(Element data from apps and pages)
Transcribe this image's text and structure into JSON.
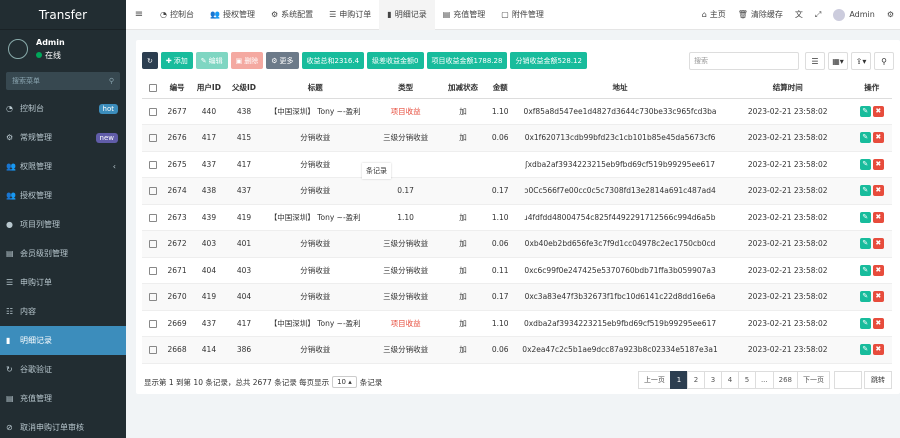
{
  "app": {
    "title": "Transfer"
  },
  "user": {
    "name": "Admin",
    "status": "在线"
  },
  "sidebar": {
    "search_placeholder": "搜索菜单",
    "items": [
      {
        "label": "控制台",
        "icon": "dashboard-icon",
        "badge": "hot"
      },
      {
        "label": "常规管理",
        "icon": "cogs-icon",
        "badge": "new"
      },
      {
        "label": "权限管理",
        "icon": "group-icon",
        "chevron": "‹"
      },
      {
        "label": "授权管理",
        "icon": "users-icon"
      },
      {
        "label": "项目列管理",
        "icon": "circle-icon"
      },
      {
        "label": "会员级别管理",
        "icon": "calendar-icon"
      },
      {
        "label": "申购订单",
        "icon": "list-icon"
      },
      {
        "label": "内容",
        "icon": "list-alt-icon"
      },
      {
        "label": "明细记录",
        "icon": "book-icon",
        "active": true
      },
      {
        "label": "谷歌验证",
        "icon": "refresh-icon"
      },
      {
        "label": "充值管理",
        "icon": "calendar-icon"
      },
      {
        "label": "取消申购订单审核",
        "icon": "ban-icon"
      }
    ]
  },
  "topbar": {
    "tabs": [
      {
        "label": "控制台",
        "icon": "dashboard-icon"
      },
      {
        "label": "授权管理",
        "icon": "users-icon"
      },
      {
        "label": "系统配置",
        "icon": "cog-icon"
      },
      {
        "label": "申购订单",
        "icon": "list-icon"
      },
      {
        "label": "明细记录",
        "icon": "book-icon",
        "active": true
      },
      {
        "label": "充值管理",
        "icon": "calendar-icon"
      },
      {
        "label": "附件管理",
        "icon": "file-icon"
      }
    ],
    "home": "主页",
    "clear_cache": "清除缓存",
    "admin": "Admin"
  },
  "toolbar": {
    "add": "添加",
    "edit": "编辑",
    "delete": "删除",
    "more": "更多",
    "stat1": "收益总和2316.4",
    "stat2": "级差收益金额0",
    "stat3": "项目收益金额1788.28",
    "stat4": "分销收益金额528.12",
    "search_placeholder": "搜索"
  },
  "table": {
    "headers": [
      "编号",
      "用户ID",
      "父级ID",
      "标题",
      "类型",
      "加减状态",
      "金额",
      "地址",
      "结算时间",
      "操作"
    ],
    "rows": [
      {
        "id": "2677",
        "uid": "440",
        "pid": "438",
        "title": "【中国深圳】 Tony ~-盈利",
        "type": "项目收益",
        "type_red": true,
        "sign": "加",
        "amount": "1.10",
        "addr": "0xf85a8d547ee1d4827d3644c730be33c965fcd3ba",
        "time": "2023-02-21 23:58:02"
      },
      {
        "id": "2676",
        "uid": "417",
        "pid": "415",
        "title": "分销收益",
        "type": "三级分销收益",
        "sign": "加",
        "amount": "0.06",
        "addr": "0x1f620713cdb99bfd23c1cb101b85e45da5673cf6",
        "time": "2023-02-21 23:58:02"
      },
      {
        "id": "2675",
        "uid": "437",
        "pid": "417",
        "title": "分销收益",
        "type": "",
        "sign": "",
        "amount": "",
        "addr": "ʃxdba2af3934223215eb9fbd69cf519b99295ee617",
        "time": "2023-02-21 23:58:02"
      },
      {
        "id": "2674",
        "uid": "438",
        "pid": "437",
        "title": "分销收益",
        "type": "0.17",
        "sign": "",
        "amount": "0.17",
        "addr": "ɔ0Cc566f7e00cc0c5c7308fd13e2814a691c487ad4",
        "time": "2023-02-21 23:58:02"
      },
      {
        "id": "2673",
        "uid": "439",
        "pid": "419",
        "title": "【中国深圳】 Tony ~-盈利",
        "type": "1.10",
        "sign": "加",
        "amount": "1.10",
        "addr": "ɹ4fdfdd48004754c825f4492291712566c994d6a5b",
        "time": "2023-02-21 23:58:02"
      },
      {
        "id": "2672",
        "uid": "403",
        "pid": "401",
        "title": "分销收益",
        "type": "三级分销收益",
        "sign": "加",
        "amount": "0.06",
        "addr": "0xb40eb2bd656fe3c7f9d1cc04978c2ec1750cb0cd",
        "time": "2023-02-21 23:58:02"
      },
      {
        "id": "2671",
        "uid": "404",
        "pid": "403",
        "title": "分销收益",
        "type": "三级分销收益",
        "sign": "加",
        "amount": "0.11",
        "addr": "0xc6c99f0e247425e5370760bdb71ffa3b059907a3",
        "time": "2023-02-21 23:58:02"
      },
      {
        "id": "2670",
        "uid": "419",
        "pid": "404",
        "title": "分销收益",
        "type": "三级分销收益",
        "sign": "加",
        "amount": "0.17",
        "addr": "0xc3a83e47f3b32673f1fbc10d6141c22d8dd16e6a",
        "time": "2023-02-21 23:58:02"
      },
      {
        "id": "2669",
        "uid": "437",
        "pid": "417",
        "title": "【中国深圳】 Tony ~-盈利",
        "type": "项目收益",
        "type_red": true,
        "sign": "加",
        "amount": "1.10",
        "addr": "0xdba2af3934223215eb9fbd69cf519b99295ee617",
        "time": "2023-02-21 23:58:02"
      },
      {
        "id": "2668",
        "uid": "414",
        "pid": "386",
        "title": "分销收益",
        "type": "三级分销收益",
        "sign": "加",
        "amount": "0.06",
        "addr": "0x2ea47c2c5b1ae9dcc87a923b8c02334e5187e3a1",
        "time": "2023-02-21 23:58:02"
      }
    ]
  },
  "tooltip": {
    "text": "条记录"
  },
  "pagination": {
    "info_pre": "显示第 1 到第 10 条记录，总共 2677 条记录 每页显示",
    "page_size": "10",
    "info_post": "条记录",
    "prev": "上一页",
    "pages": [
      "1",
      "2",
      "3",
      "4",
      "5",
      "...",
      "268"
    ],
    "next": "下一页",
    "jump": "跳转"
  }
}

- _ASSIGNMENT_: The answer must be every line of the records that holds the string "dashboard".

- _ANSWER TO THIS TASK_:
        "icon": "dashboard-icon",
        "icon": "dashboard-icon"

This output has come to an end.